Through the intercession of Saint Thekla, may this Pilgrimage be blessed!
Speakers and Workshops
The speakers for the weekend are His Grace, Bishop Thomas, who is our guest Hierarch and Mother Alexandra, who will offer a talk on prayer.
There will be four workshop sessions offered concurrently:
Orthodox Family Life
This session will discuss the daily Pilgrimage of Orthodox life in our homes, how faith directs us and how the love of God binds us.
The Institute for Orthodox Christian Studies in Cambridge, England, recently wrapped up its 12th annual Summer School session, titled "The Challenge of a Secular Age." (Read Principal David Frost's summary of the week.) The Institute has close ties with the Antiochian Deanery in the United Kingdom, and Antiochian Orthodox Christians from North America have also participated in this distance learning program. Some have even been able to travel to England to attend the summer sessions.

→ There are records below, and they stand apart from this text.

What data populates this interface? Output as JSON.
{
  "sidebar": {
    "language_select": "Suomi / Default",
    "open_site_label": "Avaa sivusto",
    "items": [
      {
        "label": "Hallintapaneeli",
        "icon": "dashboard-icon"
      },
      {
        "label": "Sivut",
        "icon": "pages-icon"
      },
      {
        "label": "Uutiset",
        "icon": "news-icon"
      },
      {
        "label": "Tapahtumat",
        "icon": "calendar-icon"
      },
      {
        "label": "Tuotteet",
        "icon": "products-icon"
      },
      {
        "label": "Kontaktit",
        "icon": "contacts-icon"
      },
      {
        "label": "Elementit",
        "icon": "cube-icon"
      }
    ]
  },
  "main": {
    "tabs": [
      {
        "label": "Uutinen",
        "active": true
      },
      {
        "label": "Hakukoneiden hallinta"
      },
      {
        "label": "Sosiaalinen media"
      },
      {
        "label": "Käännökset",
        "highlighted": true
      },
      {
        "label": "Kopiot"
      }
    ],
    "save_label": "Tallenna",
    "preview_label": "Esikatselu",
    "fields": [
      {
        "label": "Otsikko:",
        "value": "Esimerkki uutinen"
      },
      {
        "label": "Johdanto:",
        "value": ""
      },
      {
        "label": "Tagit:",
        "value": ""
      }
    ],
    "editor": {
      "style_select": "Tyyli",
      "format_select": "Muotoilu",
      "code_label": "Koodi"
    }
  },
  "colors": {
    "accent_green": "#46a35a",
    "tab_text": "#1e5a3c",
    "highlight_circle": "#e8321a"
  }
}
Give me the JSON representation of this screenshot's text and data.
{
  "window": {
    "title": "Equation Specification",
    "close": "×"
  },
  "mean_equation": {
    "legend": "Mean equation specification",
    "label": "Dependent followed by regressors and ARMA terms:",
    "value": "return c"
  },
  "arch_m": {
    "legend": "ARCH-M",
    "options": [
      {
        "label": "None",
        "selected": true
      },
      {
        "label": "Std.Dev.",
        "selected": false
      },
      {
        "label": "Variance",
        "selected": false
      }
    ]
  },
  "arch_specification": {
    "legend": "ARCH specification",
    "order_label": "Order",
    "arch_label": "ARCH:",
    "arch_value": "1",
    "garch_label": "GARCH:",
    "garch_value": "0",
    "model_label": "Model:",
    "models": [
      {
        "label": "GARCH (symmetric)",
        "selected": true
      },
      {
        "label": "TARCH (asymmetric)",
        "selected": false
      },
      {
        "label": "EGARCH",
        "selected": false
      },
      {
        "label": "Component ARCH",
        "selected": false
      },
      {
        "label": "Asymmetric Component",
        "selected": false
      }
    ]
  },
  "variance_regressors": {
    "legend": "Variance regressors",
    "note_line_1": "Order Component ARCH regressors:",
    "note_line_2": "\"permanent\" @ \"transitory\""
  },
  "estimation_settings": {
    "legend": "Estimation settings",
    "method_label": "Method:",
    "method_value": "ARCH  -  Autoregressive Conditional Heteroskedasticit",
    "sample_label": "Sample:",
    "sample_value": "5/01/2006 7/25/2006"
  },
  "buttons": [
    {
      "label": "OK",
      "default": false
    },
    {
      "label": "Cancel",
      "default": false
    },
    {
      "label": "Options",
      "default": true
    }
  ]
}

Dr. Michael Basham, an Antiochian member of the Institute's Board and a Parish Council member of St. Luke Antiochian Orthodox Church in Erie, CO., reflects on his participation in the IOCS. “I have been impressed by the number of Antiochian Orthodox Christians enrolled in the Institute’s various programs of study; especially the online course in Orthodox Christian Studies. We Antiochian Orthodox Christians are, for the most part, an inquisitive lot. We love to learn, to grow, and to deepen our spiritual and intellectual life. Moreover, we seek meaning and purpose in what we believe and in what we do. Although we are inquisitive, we are more than just curious. We strive to raise our intellectual awareness while deepening our spiritual growth and in doing so be able to, in the words of Metropolitan Kallistos Ware, ‘. . . confront life’s problems without fear or anger.’"